Boga is an attacking midfielder who is most comfortable playing centrally, although he has been deployed on either wing on occasion as well. He provides a lot of energy going forward, is a gifted dribbler with a great bust of pace and a threat on goal from anywhere near the penalty area. His first foray into senior football came last season on loan at Rennes, where he showed glimpses of his quality but was largely used as a substitute. The fact that Rennes’ own starlet, Ousmane Dembélé was having his own breakout season did not help Boga either. That season, Boga was named in the starting XI only 6 times and made appearances from the bench on 21 occasions. He was still quite raw and not quite up to speed with the senior game, especially in terms of physicality.
That he’s managed to develop at least in those terms during his time at Granada is a credit to him, considering that just about everything else at the club was an unmitigated disaster. Four different managers were in charge over the course of the season, from the young tactician and ex-Rayo Vallecano coach Paco Jémez to the eccentric Arsenal legend Tony Adams. None of them could steer the sinking ship that was Granada Football Club, ending the season dead last on 20 points and just 5 wins from 38 games.
While Boga managed about 200 more minutes this season than last, all told, his starts came in spells and he never really managed to keep his place in the starting XI for very long. In what has now become something of a recurring theme in his brief senior career so far, he showed all the skills on the ball but with little end product. He started the season brightly and often looked to be the best attacker on the team but his low defensive work-rate saw him dropped after the first few weeks. He had a brief resurgence around the turn of the year, including six straight starts, but ended the season firmly on substitutes bench.
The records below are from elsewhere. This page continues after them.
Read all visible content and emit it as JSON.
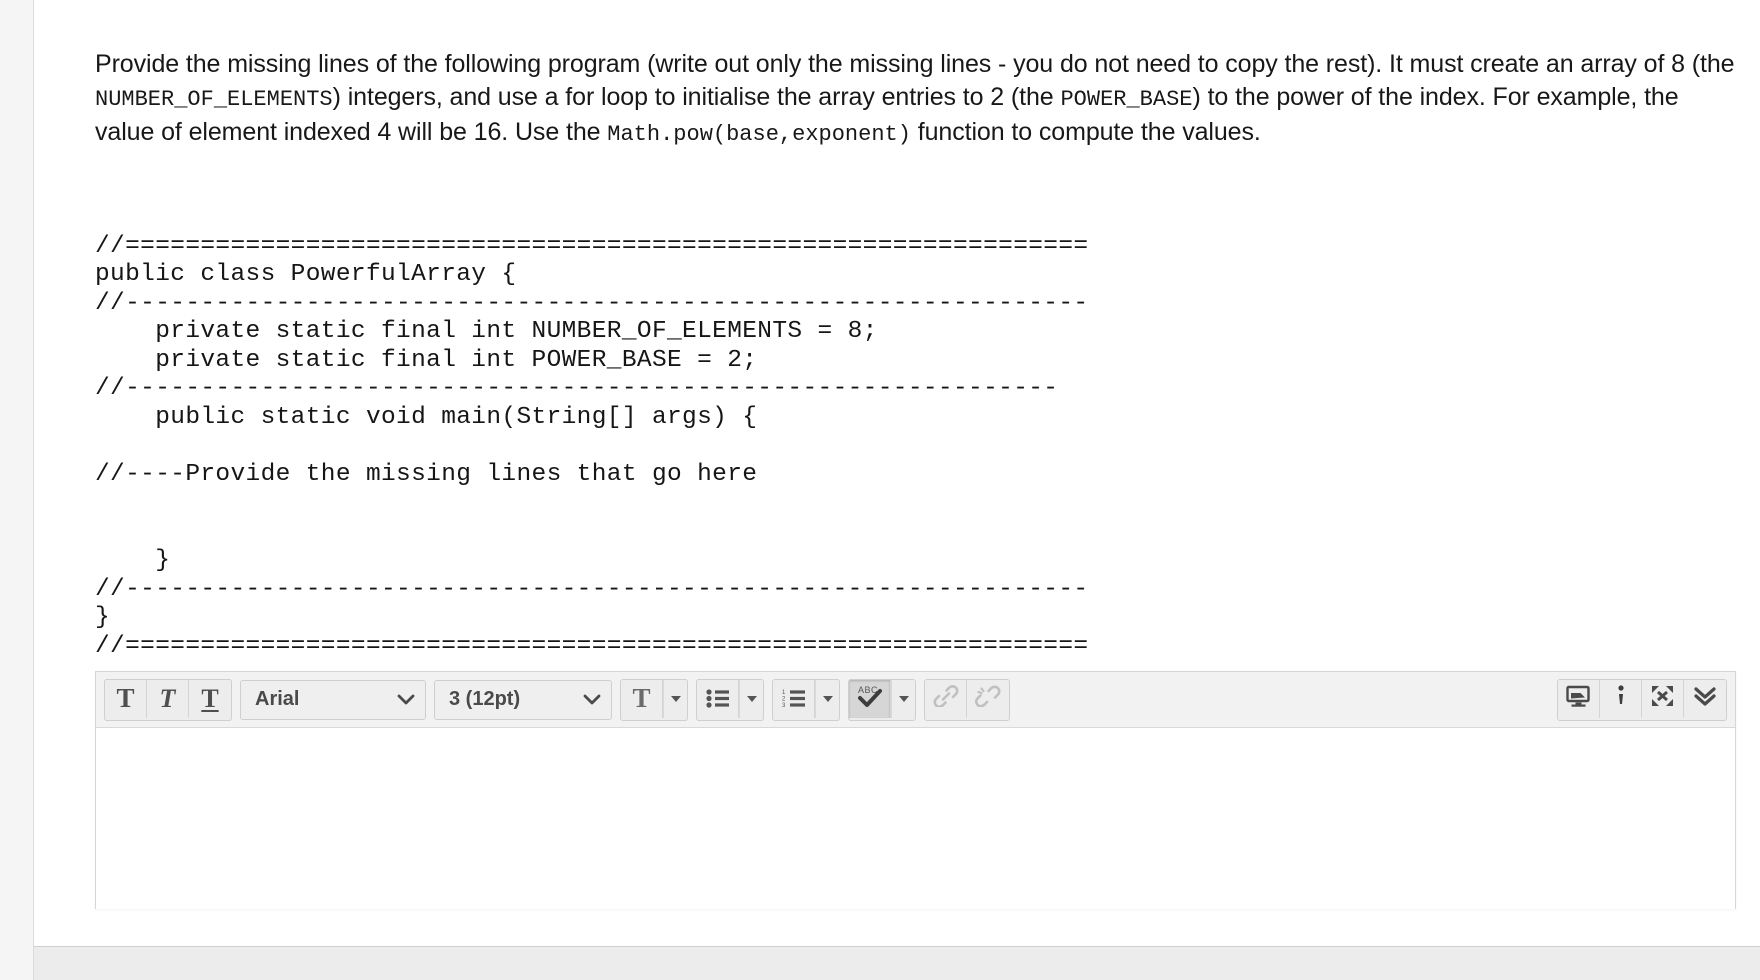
{
  "prompt": {
    "part1": "Provide the missing lines of the following program (write out only the missing lines - you do not need to copy the rest). It must create an array of 8 (the ",
    "mono1": "NUMBER_OF_ELEMENTS",
    "part2": ") integers, and use a for loop to initialise the array entries to 2 (the ",
    "mono2": "POWER_BASE",
    "part3": ") to the power of the index. For example, the value of element indexed 4 will be 16. Use the ",
    "mono3": "Math.pow(base,exponent)",
    "part4": " function to compute the values."
  },
  "code": {
    "text": "//================================================================\npublic class PowerfulArray {\n//----------------------------------------------------------------\n    private static final int NUMBER_OF_ELEMENTS = 8;\n    private static final int POWER_BASE = 2;\n//--------------------------------------------------------------\n    public static void main(String[] args) {\n\n//----Provide the missing lines that go here\n\n\n    }\n//----------------------------------------------------------------\n}\n//================================================================",
    "lines": [
      "//================================================================",
      "public class PowerfulArray {",
      "//----------------------------------------------------------------",
      "    private static final int NUMBER_OF_ELEMENTS = 8;",
      "    private static final int POWER_BASE = 2;",
      "//--------------------------------------------------------------",
      "    public static void main(String[] args) {",
      "",
      "//----Provide the missing lines that go here",
      "",
      "",
      "    }",
      "//----------------------------------------------------------------",
      "}",
      "//================================================================"
    ]
  },
  "editor": {
    "toolbar": {
      "bold_label": "T",
      "italic_label": "T",
      "underline_label": "T",
      "font_family": "Arial",
      "font_size": "3 (12pt)",
      "text_color_label": "T",
      "bullet_list_icon": "bullet-list-icon",
      "numbered_list_icon": "numbered-list-icon",
      "spellcheck_label": "ABC",
      "link_icon": "link-icon",
      "unlink_icon": "unlink-icon",
      "preview_icon": "preview-monitor-icon",
      "info_icon": "info-icon",
      "fullscreen_icon": "fullscreen-expand-icon",
      "more_icon": "chevron-double-down-icon"
    },
    "body_value": "",
    "body_placeholder": ""
  },
  "colors": {
    "toolbar_bg": "#f2f2f2",
    "button_bg": "#ededed",
    "button_active_bg": "#d6d6d6",
    "border": "#d6d6d6",
    "text": "#181818",
    "gutter": "#f5f5f5",
    "footer": "#ececec"
  }
}
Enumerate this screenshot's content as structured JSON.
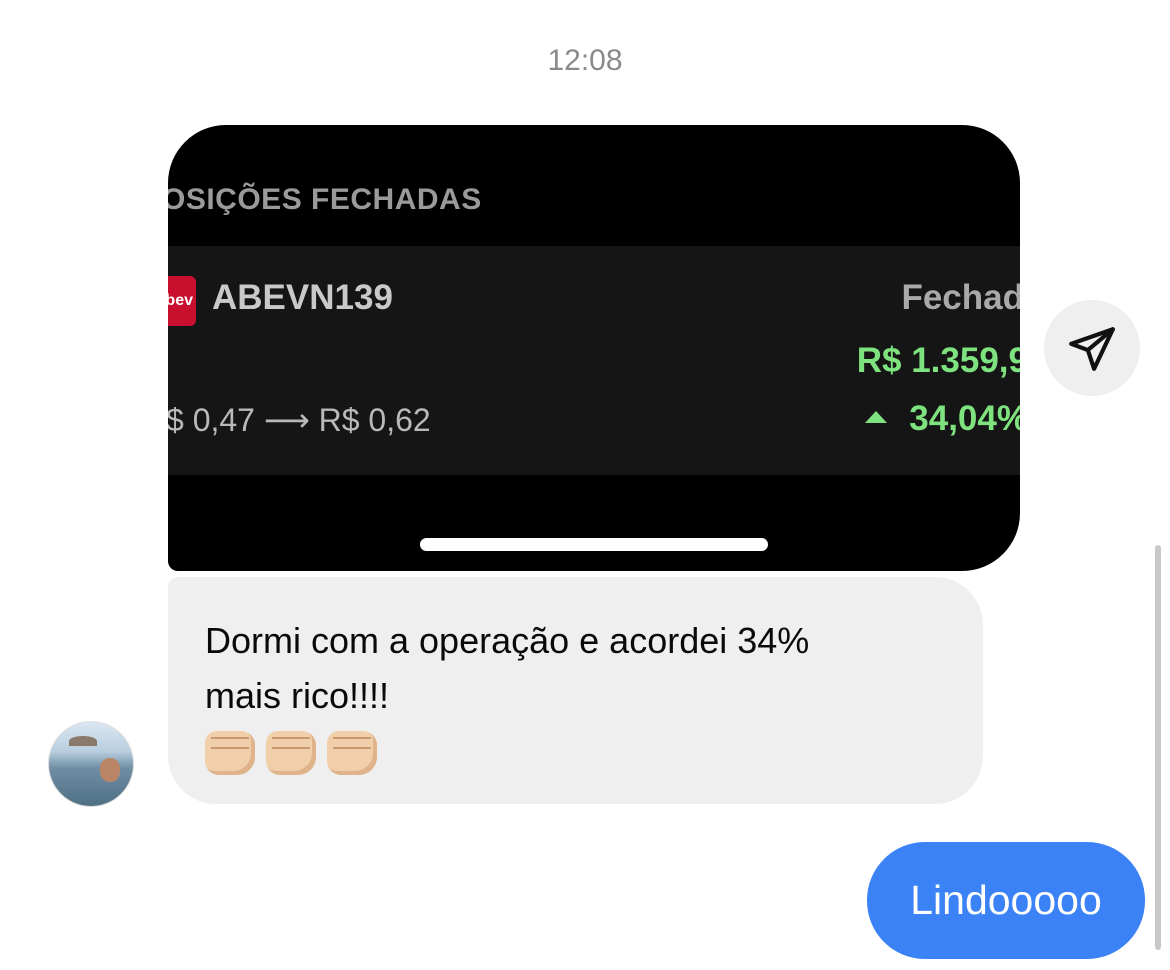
{
  "timestamp": "12:08",
  "shared_image": {
    "header": "OSIÇÕES FECHADAS",
    "logo_text": "bev",
    "ticker": "ABEVN139",
    "status": "Fechad",
    "value": "R$ 1.359,9",
    "price_range": "$ 0,47 ⟶ R$ 0,62",
    "change": "34,04%",
    "colors": {
      "gain": "#7ee37e",
      "logo": "#c8102e"
    }
  },
  "share_button": {
    "icon": "paper-plane-icon"
  },
  "incoming_message": {
    "text": "Dormi com a operação e acordei 34%\nmais rico!!!!",
    "emojis": [
      "oncoming-fist",
      "oncoming-fist",
      "oncoming-fist"
    ]
  },
  "avatar": {
    "icon": "avatar-photo"
  },
  "outgoing_message": {
    "text": "Lindooooo",
    "color": "#3b82f6"
  }
}
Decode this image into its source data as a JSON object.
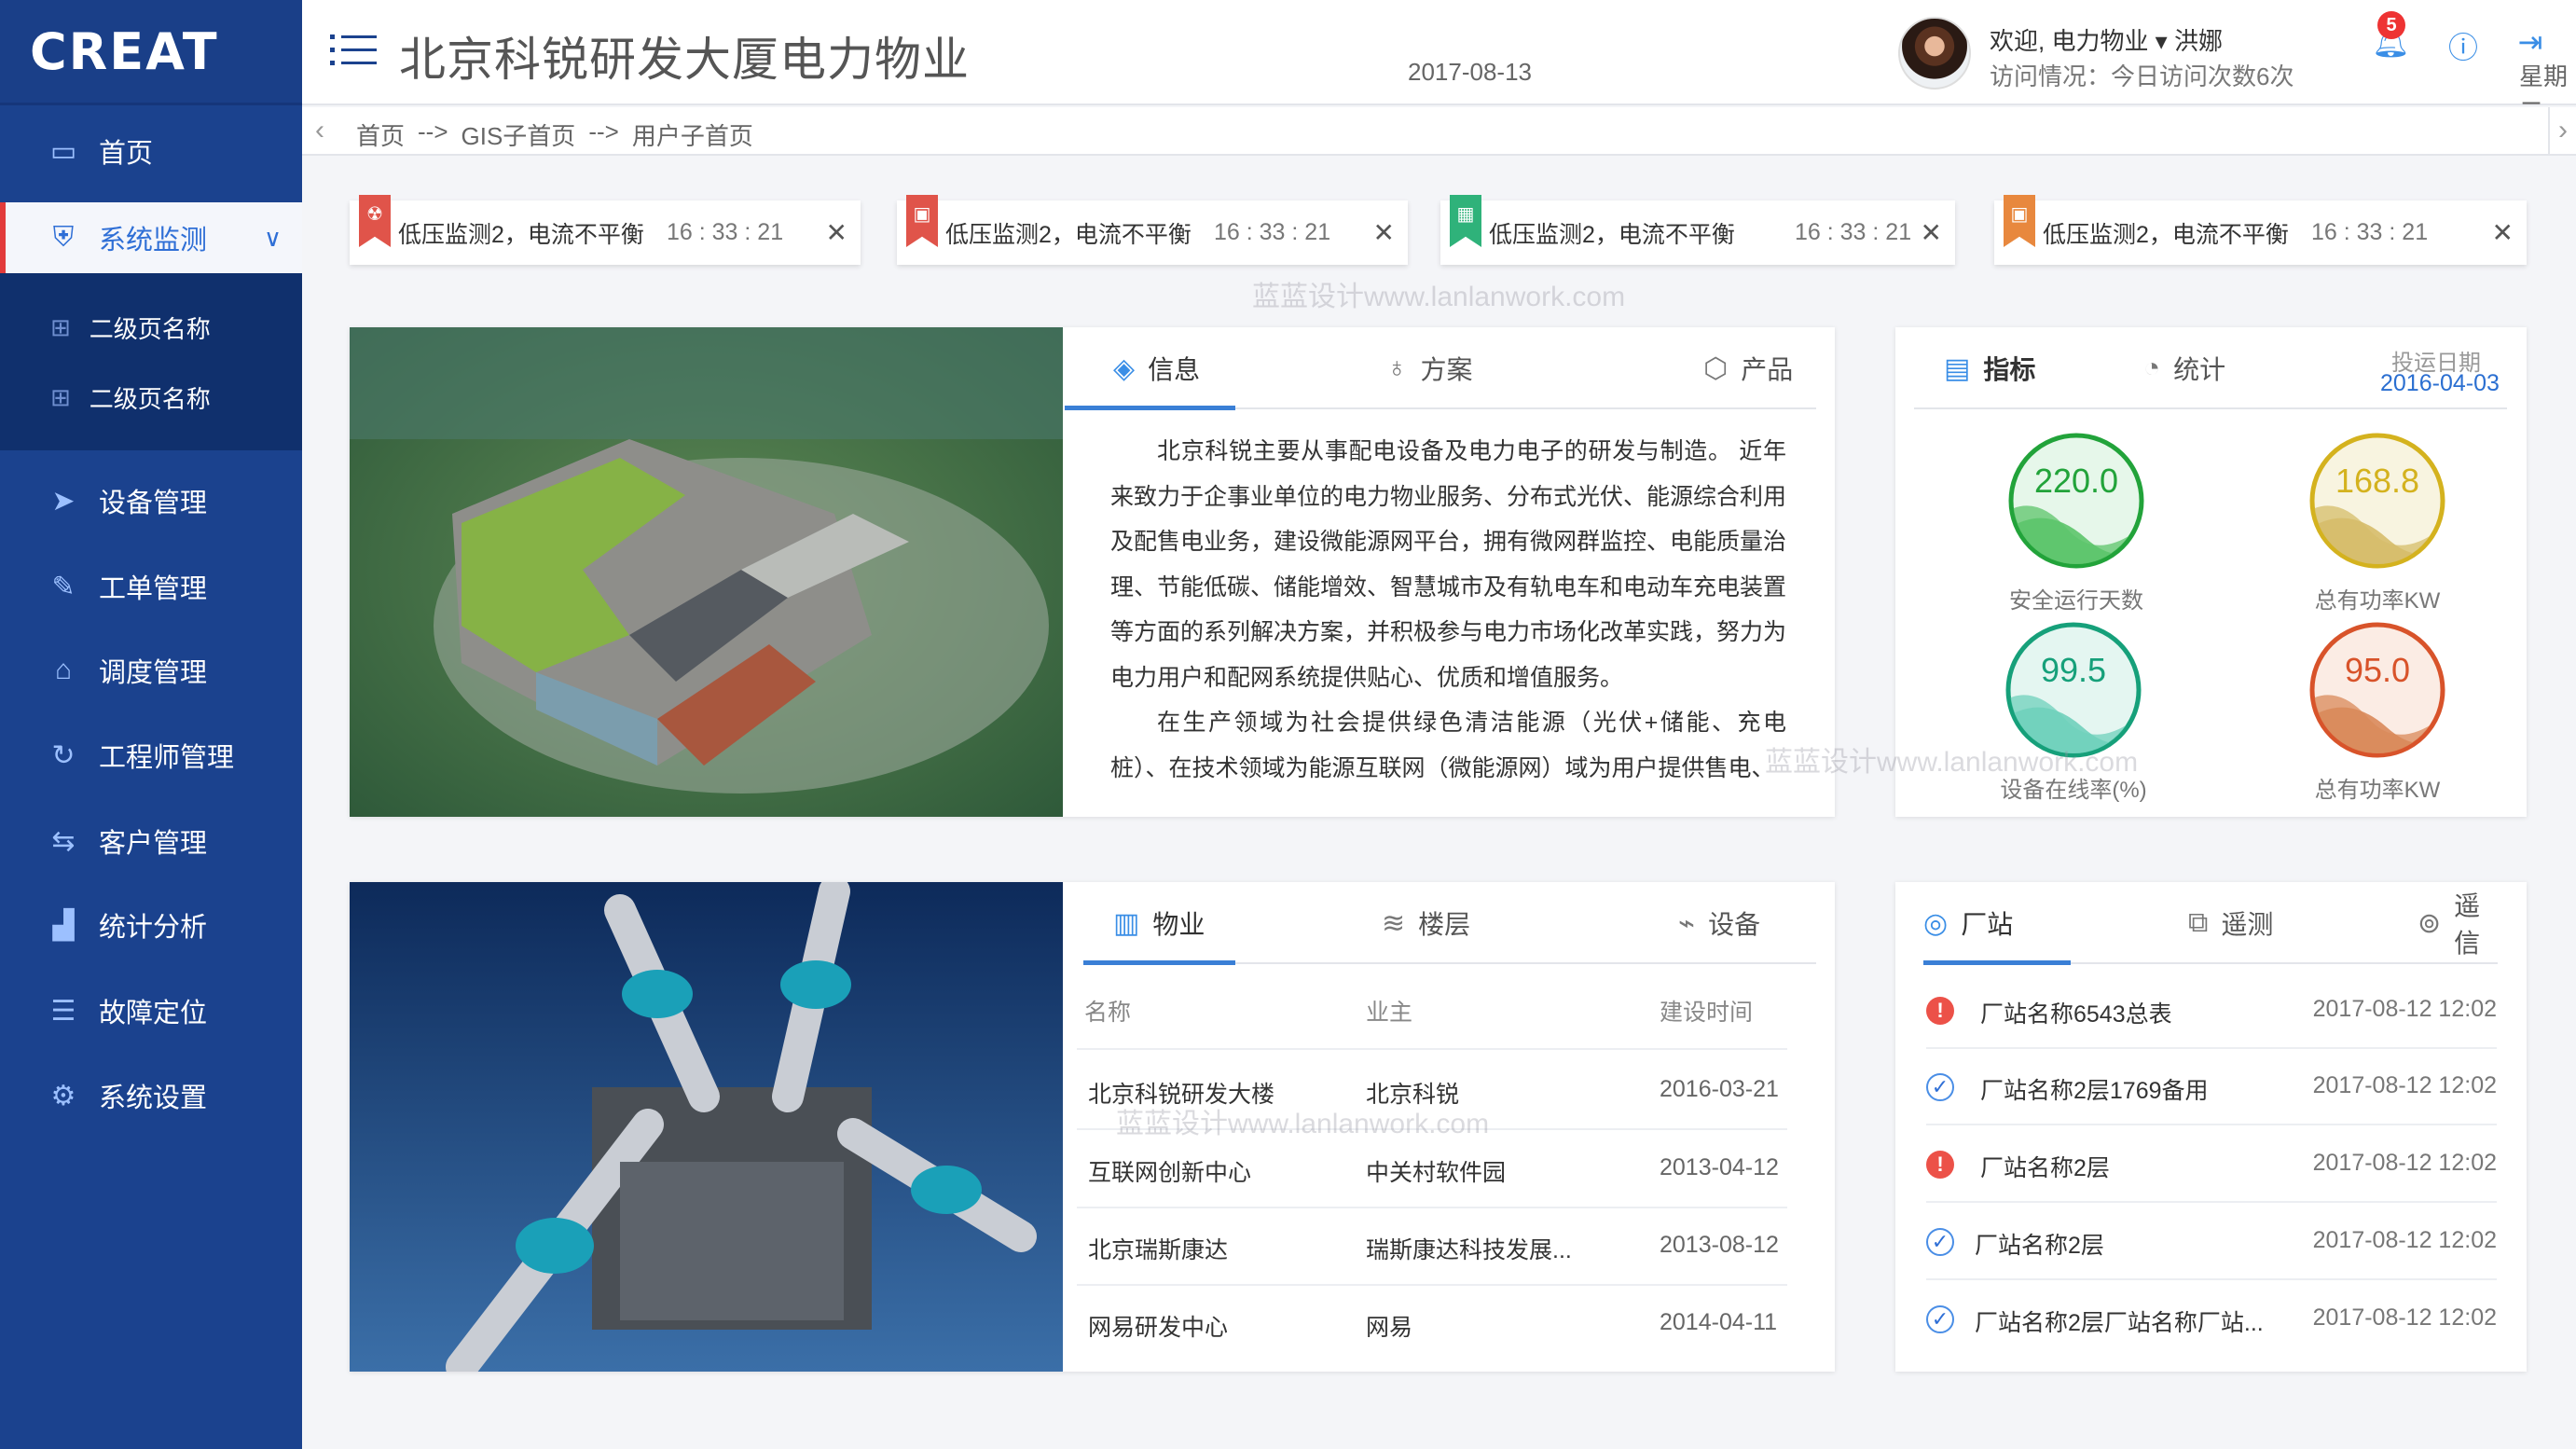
{
  "sidebar": {
    "logo": "CREAT",
    "items": [
      {
        "label": "首页",
        "icon": "monitor-icon"
      },
      {
        "label": "系统监测",
        "icon": "shield-icon",
        "active": true
      },
      {
        "label": "设备管理",
        "icon": "send-icon"
      },
      {
        "label": "工单管理",
        "icon": "pen-icon"
      },
      {
        "label": "调度管理",
        "icon": "home-icon"
      },
      {
        "label": "工程师管理",
        "icon": "refresh-icon"
      },
      {
        "label": "客户管理",
        "icon": "exchange-icon"
      },
      {
        "label": "统计分析",
        "icon": "chart-icon"
      },
      {
        "label": "故障定位",
        "icon": "list-icon"
      },
      {
        "label": "系统设置",
        "icon": "gear-icon"
      }
    ],
    "submenu": [
      {
        "label": "二级页名称"
      },
      {
        "label": "二级页名称"
      }
    ]
  },
  "header": {
    "title": "北京科锐研发大厦电力物业",
    "welcome": "欢迎, 电力物业 ▾ 洪娜",
    "visits": "访问情况：今日访问次数6次",
    "notification_count": "5",
    "date": "2017-08-13",
    "weekday": "星期二"
  },
  "breadcrumb": [
    "首页",
    "-->",
    "GIS子首页",
    "-->",
    "用户子首页"
  ],
  "alerts": [
    {
      "message": "低压监测2，电流不平衡",
      "time": "16 : 33 : 21",
      "color": "#e0544a",
      "icon": "radiation-icon"
    },
    {
      "message": "低压监测2，电流不平衡",
      "time": "16 : 33 : 21",
      "color": "#e0544a",
      "icon": "printer-icon"
    },
    {
      "message": "低压监测2，电流不平衡",
      "time": "16 : 33 : 21",
      "color": "#2fb27a",
      "icon": "calculator-icon"
    },
    {
      "message": "低压监测2，电流不平衡",
      "time": "16 : 33 : 21",
      "color": "#e8883e",
      "icon": "printer-icon"
    }
  ],
  "info_panel": {
    "tabs": [
      "信息",
      "方案",
      "产品"
    ],
    "paragraphs": [
      "北京科锐主要从事配电设备及电力电子的研发与制造。 近年来致力于企事业单位的电力物业服务、分布式光伏、能源综合利用及配售电业务，建设微能源网平台，拥有微网群监控、电能质量治理、节能低碳、储能增效、智慧城市及有轨电车和电动车充电装置等方面的系列解决方案，并积极参与电力市场化改革实践，努力为电力用户和配网系统提供贴心、优质和增值服务。",
      "在生产领域为社会提供绿色清洁能源（光伏+储能、充电桩）、在技术领域为能源互联网（微能源网）域为用户提供售电、"
    ]
  },
  "metrics_panel": {
    "tabs": [
      "指标",
      "统计"
    ],
    "date_label": "投运日期",
    "date_value": "2016-04-03",
    "gauges": [
      {
        "value": "220.0",
        "label": "安全运行天数",
        "color": "#22a33a",
        "fill": "#5cc46a",
        "bg": "#e6f7ea"
      },
      {
        "value": "168.8",
        "label": "总有功率KW",
        "color": "#d4b21e",
        "fill": "#d6bd6a",
        "bg": "#f8f4e0"
      },
      {
        "value": "99.5",
        "label": "设备在线率(%)",
        "color": "#16a07a",
        "fill": "#6fd0bb",
        "bg": "#e4f6f1"
      },
      {
        "value": "95.0",
        "label": "总有功率KW",
        "color": "#d8532a",
        "fill": "#d9895a",
        "bg": "#fbece4"
      }
    ]
  },
  "property_panel": {
    "tabs": [
      "物业",
      "楼层",
      "设备"
    ],
    "columns": [
      "名称",
      "业主",
      "建设时间"
    ],
    "rows": [
      [
        "北京科锐研发大楼",
        "北京科锐",
        "2016-03-21"
      ],
      [
        "互联网创新中心",
        "中关村软件园",
        "2013-04-12"
      ],
      [
        "北京瑞斯康达",
        "瑞斯康达科技发展...",
        "2013-08-12"
      ],
      [
        "网易研发中心",
        "网易",
        "2014-04-11"
      ]
    ]
  },
  "station_panel": {
    "tabs": [
      "厂站",
      "遥测",
      "遥信"
    ],
    "items": [
      {
        "name": "厂站名称6543总表",
        "date": "2017-08-12 12:02",
        "status": "error"
      },
      {
        "name": "厂站名称2层1769备用",
        "date": "2017-08-12 12:02",
        "status": "ok"
      },
      {
        "name": "厂站名称2层",
        "date": "2017-08-12 12:02",
        "status": "error"
      },
      {
        "name": "厂站名称2层",
        "date": "2017-08-12 12:02",
        "status": "ok"
      },
      {
        "name": "厂站名称2层厂站名称厂站...",
        "date": "2017-08-12 12:02",
        "status": "ok"
      }
    ]
  },
  "watermark": [
    "蓝蓝设计www.lanlanwork.com",
    "蓝蓝设计www.lanlanwork.com",
    "蓝蓝设计www.lanlanwork.com"
  ]
}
That’s not to say his time at Granada was a complete failure. He did have his moments, one of which was a man of the match performance against Sevilla in early December. The following all-touches video, and the ones below it, showcase Boga’s tendency of producing one moment of brilliance among a mire of frustrating ones, especially against better opposition.
Boga only turned 20 in January, so let’s compare his statistics from this season with those of other attackers (not named Ousmane Dembélé, Christian Pulisic or Kylian Mbappé) of a similar age who played in Europe’s top leagues, namely, Andreas Pereira (Granada CF, on loan from Manchester United), Mikel Oyarzabal (Real Sociedad), Allan Saint-Maximin (SC Bastia, on loan from AS Monaco) and Bersant Celina (FC Twente, on loan from Manchester City)
Statistics may not always be a fair reflection of the reality but in Boga’s case at least, they paint an accurate picture. He takes on a decent number of defenders, but the end product is blatantly lacking. The defensive side of his game also leaves a lot to be desired, and in today’s game even attacking players are expected to make significant contributions off the ball. We should of course take into consideration that he was playing in an absolutely dire team, though fellow loanee-teammate Andreas Pereira played twice as many minutes and with good reason. Pereira, a year older in fairness, was much more consistent, active, and productive.
Jeremie Boga has now had two false starts to his senior career with two uninspiring loan spells in the Spanish and French top flights. This season can be judged with moderation, given the state of the club with which Chelsea saddled him, but Boga will have to add a lot more substance to his game if he wants to avoid becoming the next Gael Kakuta. He is still young fortunately, and for a player as talented as he is, all it takes is one good loan spell under a manager who trusts him to put him straight back into reckoning. My verdict for next season, therefore, is loan. Chelsea have had the right ideas for Boga’s loans so far in terms of the league and I anticipate yet another foreign loan but getting the team right this time around is vital.
What would you do with Jeremie Boga next season?
This poll is closed
Sell (cash in!)
Sell at a lower price but with a buy-back clause